Ceremony in Lone Tree is a continuation of the story begun in The Field of Vision. Once again, Morris uses many of the same characters he employed in the previous novel: Tom Scanlon, the man who lives his life in the past; McKee, the embodiment of middle-class conventionality; McKee’s wife, Lois, a woman encased in her inhibitions; their grandson Gordon, the “infant Davy Crockett”; and Boyd, the “self-unmade man.” This time, however, the scene is different. Instead of using Mexico, Morris employs the ghost town of Lone Tree as a setting.
To the five familiar faces Morris used in The Field of Vision, Morris adds Maxine Momeyer, Scanlon’s second daughter; Maxine’s husband, Bud; and daughter Etoile, who looks like a young Lois but has none of her inhibitions. The Momeyers have a nephew named Lee Roy, who uses his car to kill two taunting classmates and who shares local headlines with Charlie Munger, a murderer who slays ten innocent victims. In addition, Morris introduces Scanlon’s third daughter, Edna; Edna’s blustery husband, Clyde; little Gordon’s inarticulate older brother, Calvin; Calvin’s outspoken mother, Eileen; a character called “Daughter” (whom Boyd picks up in a restaurant in Nevada); and an unsuccessful writer of Westerns named Jennings.

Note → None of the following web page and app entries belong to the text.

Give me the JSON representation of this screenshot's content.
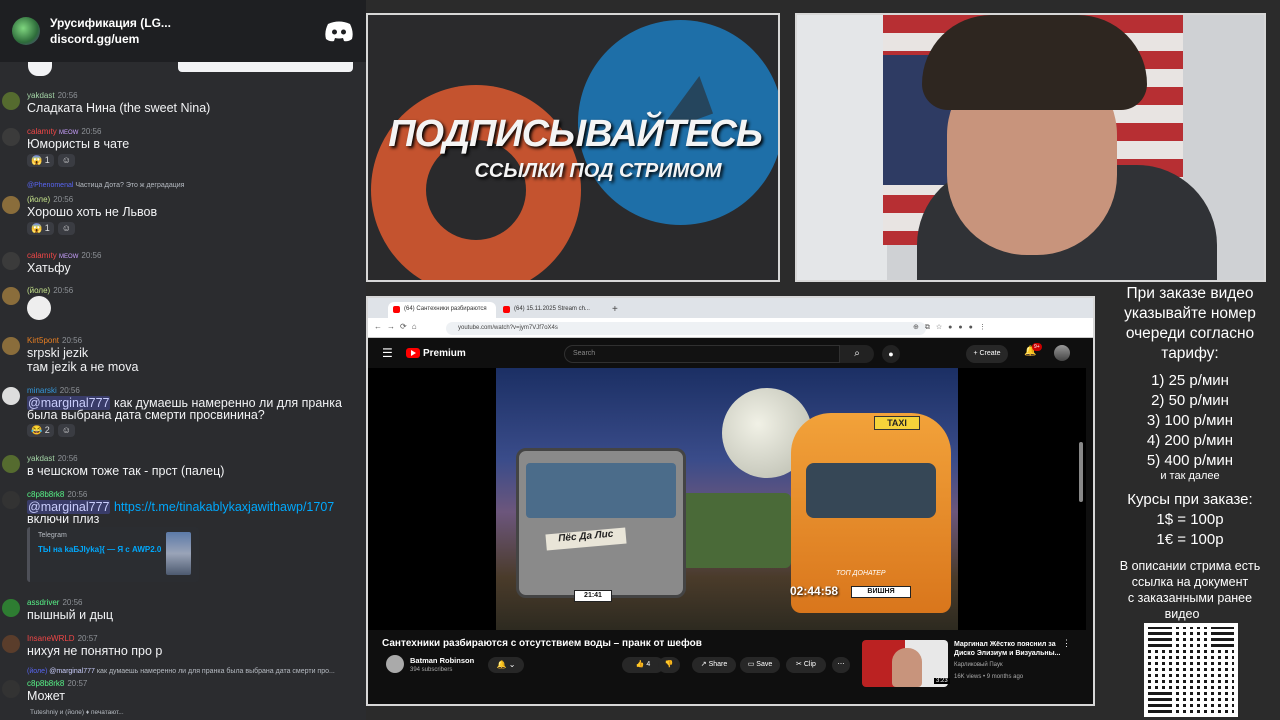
{
  "chat": {
    "server_name": "Урусификация (LG...",
    "server_invite": "discord.gg/uem",
    "messages": [
      {
        "user": "yakdast",
        "time": "20:56",
        "user_color": "#a5d6a7",
        "text": "Сладката Нина (the sweet Nina)"
      },
      {
        "user": "calamıty",
        "badge": "MEOW",
        "time": "20:56",
        "user_color": "#f04747",
        "text": "Юмористы в чате",
        "reaction_count": "1"
      },
      {
        "reply_user": "@Phenomenal",
        "reply_text": "Частица Дота? Это ж деградация",
        "user": "(йоле)",
        "time": "20:56",
        "user_color": "#c6e48b",
        "text": "Хорошо хоть не Львов",
        "reaction_count": "1"
      },
      {
        "user": "calamıty",
        "badge": "MEOW",
        "time": "20:56",
        "user_color": "#f04747",
        "text": "Хатьфу"
      },
      {
        "user": "(йоле)",
        "time": "20:56",
        "user_color": "#c6e48b"
      },
      {
        "user": "Kirt5pont",
        "time": "20:56",
        "user_color": "#e67e22",
        "text": "srpski jezik",
        "text2": "там jezik а не mova"
      },
      {
        "user": "minarski",
        "time": "20:56",
        "user_color": "#3498db",
        "mention": "@marginal777",
        "text": " как думаешь намеренно ли для пранка",
        "text2": "была выбрана дата смерти просвинина?",
        "reaction_count": "2"
      },
      {
        "user": "yakdast",
        "time": "20:56",
        "user_color": "#a5d6a7",
        "text": "в чешском тоже так - прст (палец)"
      },
      {
        "user": "c8p8b8rk8",
        "time": "20:56",
        "user_color": "#57f287",
        "mention": "@marginal777",
        "link": "https://t.me/tinakablykaxjawithawp/1707",
        "text2": "включи плиз"
      },
      {
        "user": "assdriver",
        "time": "20:56",
        "user_color": "#57f287",
        "text": "пышный и дыц"
      },
      {
        "user": "InsaneWRLD",
        "time": "20:57",
        "user_color": "#f04747",
        "text": "нихуя не понятно про р"
      },
      {
        "reply_user": "(йоле)",
        "reply_mention": "@marginal777",
        "reply_text": " как думаешь намеренно ли для пранка была выбрана дата смерти про...",
        "user": "c8p8b8rk8",
        "time": "20:57",
        "user_color": "#57f287",
        "text": "Может"
      }
    ],
    "embed": {
      "site": "Telegram",
      "title": "ТЫ на kaБJIyka]{ — Я с AWP2.0"
    },
    "typing": "Tuteshniy и (йоле) ♦ печатают..."
  },
  "banner": {
    "title": "ПОДПИСЫВАЙТЕСЬ",
    "subtitle": "ССЫЛКИ ПОД СТРИМОМ"
  },
  "browser": {
    "tabs": [
      {
        "label": "(64) Сантехники разбираются"
      },
      {
        "label": "(64) 15.11.2025 Stream ch..."
      }
    ],
    "url": "youtube.com/watch?v=jym7VJf7oX4s",
    "yt": {
      "premium": "Premium",
      "search_placeholder": "Search",
      "create": "+ Create",
      "notif_count": "9+"
    },
    "video": {
      "taxi_sign": "TAXI",
      "van_plate": "ВИШНЯ",
      "truck_sign": "Пёс Да Лис",
      "truck_plate": "21:41",
      "timer": "02:44:58",
      "top_donater": "ТОП ДОНАТЕР"
    },
    "title": "Сантехники разбираются с отсутствием воды – пранк от шефов",
    "channel": "Batman Robinson",
    "subs": "394 subscribers",
    "like_count": "4",
    "share": "Share",
    "save": "Save",
    "clip": "Clip",
    "rec": {
      "title": "Маргинал Жёстко пояснил за Диско Элизиум и Визуальны...",
      "channel": "Карликовый Паук",
      "meta": "16K views • 9 months ago",
      "duration": "3:23"
    }
  },
  "panel": {
    "lines": [
      "При заказе видео",
      "указывайте номер",
      "очереди согласно",
      "тарифу:",
      "1) 25 р/мин",
      "2) 50 р/мин",
      "3) 100 р/мин",
      "4) 200 р/мин",
      "5) 400 р/мин",
      "и так далее",
      "Курсы при заказе:",
      "1$ = 100р",
      "1€ = 100р",
      "В описании стрима есть",
      "ссылка на документ",
      "с заказанными ранее",
      "видео"
    ]
  },
  "colors": {
    "discord_blurple": "#5865f2",
    "youtube_red": "#ff0000",
    "telegram_blue": "#1e6fa8",
    "banner_orange": "#c4532f"
  }
}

By adding to the cast of characters and changing the setting, Morris is able to refine the vision of failure he introduced in The Field of...
(The entire section is 585 words.)